(Data records for software interfaces)
──────

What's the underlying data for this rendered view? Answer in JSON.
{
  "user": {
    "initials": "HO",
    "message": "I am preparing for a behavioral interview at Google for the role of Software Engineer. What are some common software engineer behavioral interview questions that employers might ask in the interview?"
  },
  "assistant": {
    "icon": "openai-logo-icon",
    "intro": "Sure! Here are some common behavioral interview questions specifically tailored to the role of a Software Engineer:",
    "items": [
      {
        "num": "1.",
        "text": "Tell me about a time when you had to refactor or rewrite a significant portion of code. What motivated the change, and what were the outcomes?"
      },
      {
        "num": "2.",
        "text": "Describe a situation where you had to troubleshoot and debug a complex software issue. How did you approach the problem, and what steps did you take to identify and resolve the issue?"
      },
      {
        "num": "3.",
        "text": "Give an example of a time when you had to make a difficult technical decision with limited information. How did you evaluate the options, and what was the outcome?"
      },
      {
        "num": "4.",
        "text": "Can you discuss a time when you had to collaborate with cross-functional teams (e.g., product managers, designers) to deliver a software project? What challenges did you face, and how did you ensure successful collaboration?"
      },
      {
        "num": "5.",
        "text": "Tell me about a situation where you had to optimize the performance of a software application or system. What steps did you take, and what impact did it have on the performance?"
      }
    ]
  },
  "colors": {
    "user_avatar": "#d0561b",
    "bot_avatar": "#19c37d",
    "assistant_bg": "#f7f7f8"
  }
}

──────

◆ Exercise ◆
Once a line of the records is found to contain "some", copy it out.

◆ Reply to the task ◆
    "message": "I am preparing for a behavioral interview at Google for the role of Software Engineer. What are some common software engineer behavioral interview questions that employers might ask in the interview?"
    "intro": "Sure! Here are some common behavioral interview questions specifically tailored to the role of a Software Engineer:",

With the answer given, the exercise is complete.